*** Block opens ***
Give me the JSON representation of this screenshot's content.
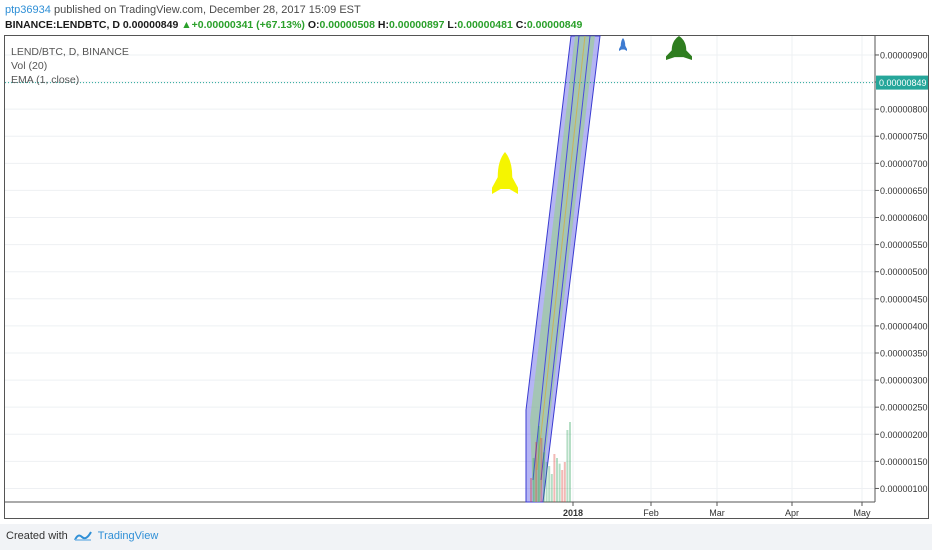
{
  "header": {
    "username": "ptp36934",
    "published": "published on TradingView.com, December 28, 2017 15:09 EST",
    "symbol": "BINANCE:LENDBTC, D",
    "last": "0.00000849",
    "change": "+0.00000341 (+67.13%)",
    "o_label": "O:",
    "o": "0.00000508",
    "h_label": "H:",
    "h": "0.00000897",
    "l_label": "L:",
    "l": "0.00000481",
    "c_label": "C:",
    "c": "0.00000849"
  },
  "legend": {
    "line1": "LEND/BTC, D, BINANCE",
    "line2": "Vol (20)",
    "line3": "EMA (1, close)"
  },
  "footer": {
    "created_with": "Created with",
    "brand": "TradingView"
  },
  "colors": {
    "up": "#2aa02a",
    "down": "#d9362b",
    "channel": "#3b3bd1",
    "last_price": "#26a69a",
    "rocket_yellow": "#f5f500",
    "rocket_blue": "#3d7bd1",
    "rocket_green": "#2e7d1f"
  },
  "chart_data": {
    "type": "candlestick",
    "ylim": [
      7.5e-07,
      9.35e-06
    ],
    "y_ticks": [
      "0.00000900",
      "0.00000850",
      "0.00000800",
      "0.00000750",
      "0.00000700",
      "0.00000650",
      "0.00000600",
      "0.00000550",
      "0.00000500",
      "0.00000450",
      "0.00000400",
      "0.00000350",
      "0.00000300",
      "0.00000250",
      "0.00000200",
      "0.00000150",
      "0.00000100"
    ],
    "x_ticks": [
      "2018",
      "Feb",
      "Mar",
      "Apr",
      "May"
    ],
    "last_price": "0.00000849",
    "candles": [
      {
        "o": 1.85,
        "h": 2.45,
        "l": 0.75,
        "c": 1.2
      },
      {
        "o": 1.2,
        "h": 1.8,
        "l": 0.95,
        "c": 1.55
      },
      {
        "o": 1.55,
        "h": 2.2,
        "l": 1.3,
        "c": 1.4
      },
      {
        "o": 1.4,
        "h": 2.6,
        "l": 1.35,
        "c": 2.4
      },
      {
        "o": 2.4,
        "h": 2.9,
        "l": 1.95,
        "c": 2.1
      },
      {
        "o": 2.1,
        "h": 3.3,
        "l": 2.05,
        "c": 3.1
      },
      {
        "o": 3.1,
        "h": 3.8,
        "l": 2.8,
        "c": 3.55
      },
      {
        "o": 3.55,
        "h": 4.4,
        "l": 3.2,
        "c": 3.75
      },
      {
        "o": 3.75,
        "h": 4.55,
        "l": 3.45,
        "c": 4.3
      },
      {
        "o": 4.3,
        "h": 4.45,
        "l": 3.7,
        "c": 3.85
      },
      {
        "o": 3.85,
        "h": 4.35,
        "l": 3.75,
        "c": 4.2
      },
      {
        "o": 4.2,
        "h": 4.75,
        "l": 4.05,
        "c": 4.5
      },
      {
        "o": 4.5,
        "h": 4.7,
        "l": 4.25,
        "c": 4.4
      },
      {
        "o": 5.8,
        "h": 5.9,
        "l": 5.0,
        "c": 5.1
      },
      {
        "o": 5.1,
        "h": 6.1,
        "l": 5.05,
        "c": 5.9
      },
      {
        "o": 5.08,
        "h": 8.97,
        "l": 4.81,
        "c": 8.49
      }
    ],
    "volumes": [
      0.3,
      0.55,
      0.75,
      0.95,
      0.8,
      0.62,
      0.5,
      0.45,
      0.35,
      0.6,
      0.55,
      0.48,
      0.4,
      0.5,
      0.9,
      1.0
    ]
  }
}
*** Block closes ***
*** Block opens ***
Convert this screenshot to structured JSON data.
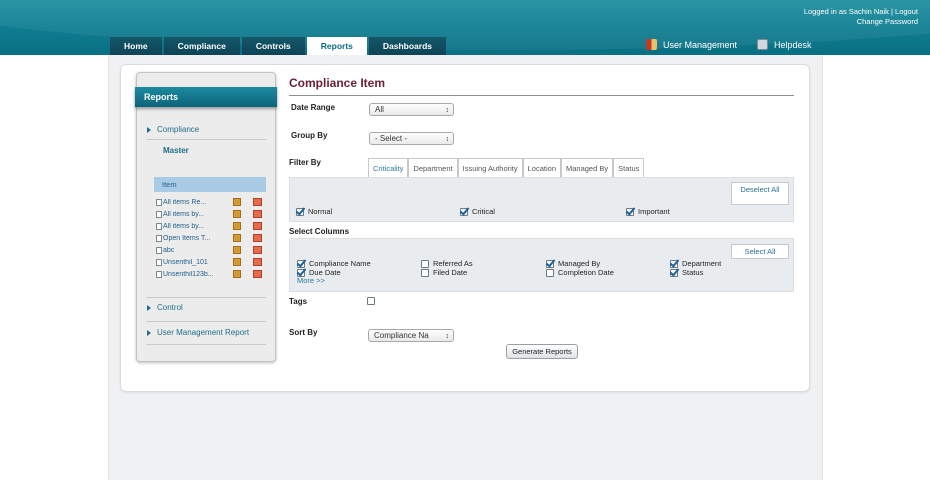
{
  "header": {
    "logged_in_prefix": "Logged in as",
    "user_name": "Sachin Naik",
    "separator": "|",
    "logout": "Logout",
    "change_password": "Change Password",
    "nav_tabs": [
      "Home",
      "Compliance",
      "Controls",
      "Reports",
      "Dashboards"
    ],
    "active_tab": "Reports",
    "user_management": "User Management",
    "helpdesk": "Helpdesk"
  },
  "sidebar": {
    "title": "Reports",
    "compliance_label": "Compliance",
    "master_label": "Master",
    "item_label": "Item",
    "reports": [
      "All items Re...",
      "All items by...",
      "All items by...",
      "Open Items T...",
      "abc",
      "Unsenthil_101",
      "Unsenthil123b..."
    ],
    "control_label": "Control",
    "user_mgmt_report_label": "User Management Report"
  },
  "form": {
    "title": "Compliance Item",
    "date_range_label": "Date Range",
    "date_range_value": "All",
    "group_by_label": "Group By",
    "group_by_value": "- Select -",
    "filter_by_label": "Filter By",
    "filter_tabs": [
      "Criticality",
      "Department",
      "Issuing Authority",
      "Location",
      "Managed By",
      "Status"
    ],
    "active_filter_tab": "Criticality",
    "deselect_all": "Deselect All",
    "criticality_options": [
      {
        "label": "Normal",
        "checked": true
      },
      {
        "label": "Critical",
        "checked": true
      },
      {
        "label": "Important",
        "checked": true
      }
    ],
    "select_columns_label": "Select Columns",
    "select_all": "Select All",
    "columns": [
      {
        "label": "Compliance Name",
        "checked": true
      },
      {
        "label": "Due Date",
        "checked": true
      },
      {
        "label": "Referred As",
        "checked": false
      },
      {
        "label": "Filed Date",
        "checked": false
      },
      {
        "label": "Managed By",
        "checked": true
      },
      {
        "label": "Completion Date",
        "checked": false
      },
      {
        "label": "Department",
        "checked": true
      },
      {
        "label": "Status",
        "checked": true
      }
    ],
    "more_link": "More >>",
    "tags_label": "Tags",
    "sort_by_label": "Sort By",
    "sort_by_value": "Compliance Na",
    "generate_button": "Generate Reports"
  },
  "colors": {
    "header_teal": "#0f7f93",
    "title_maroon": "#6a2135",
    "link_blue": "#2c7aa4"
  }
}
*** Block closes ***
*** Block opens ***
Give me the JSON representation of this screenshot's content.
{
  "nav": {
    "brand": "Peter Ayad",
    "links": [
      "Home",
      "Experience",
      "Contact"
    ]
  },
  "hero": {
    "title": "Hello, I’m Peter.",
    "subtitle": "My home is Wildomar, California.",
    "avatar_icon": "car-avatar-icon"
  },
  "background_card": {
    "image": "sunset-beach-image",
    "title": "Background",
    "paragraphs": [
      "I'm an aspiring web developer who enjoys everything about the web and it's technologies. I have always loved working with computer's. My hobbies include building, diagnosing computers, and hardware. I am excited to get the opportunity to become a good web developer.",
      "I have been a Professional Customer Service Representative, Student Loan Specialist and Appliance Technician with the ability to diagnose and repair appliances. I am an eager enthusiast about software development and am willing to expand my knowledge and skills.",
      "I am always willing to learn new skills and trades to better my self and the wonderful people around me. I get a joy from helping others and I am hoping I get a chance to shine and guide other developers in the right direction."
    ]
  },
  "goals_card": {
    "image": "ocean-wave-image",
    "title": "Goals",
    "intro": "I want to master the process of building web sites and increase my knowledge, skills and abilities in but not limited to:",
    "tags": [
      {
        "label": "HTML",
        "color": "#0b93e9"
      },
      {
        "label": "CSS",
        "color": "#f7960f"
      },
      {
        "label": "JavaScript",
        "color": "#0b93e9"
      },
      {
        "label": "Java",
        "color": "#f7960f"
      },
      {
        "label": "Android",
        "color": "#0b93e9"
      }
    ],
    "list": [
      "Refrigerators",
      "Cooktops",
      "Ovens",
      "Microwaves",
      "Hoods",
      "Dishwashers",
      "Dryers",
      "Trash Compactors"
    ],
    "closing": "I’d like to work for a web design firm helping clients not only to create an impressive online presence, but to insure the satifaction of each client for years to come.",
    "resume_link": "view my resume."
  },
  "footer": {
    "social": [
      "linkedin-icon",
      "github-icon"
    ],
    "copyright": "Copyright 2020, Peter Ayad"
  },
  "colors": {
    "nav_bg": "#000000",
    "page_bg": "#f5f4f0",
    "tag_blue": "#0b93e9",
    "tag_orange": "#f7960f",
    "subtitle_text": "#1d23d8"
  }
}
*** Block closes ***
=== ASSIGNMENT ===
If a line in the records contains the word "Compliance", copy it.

=== RESPONSE ===
      "Compliance",
    "compliance_label": "Compliance",
    "title": "Compliance Item",
        "label": "Compliance Name",
    "sort_by_value": "Compliance Na",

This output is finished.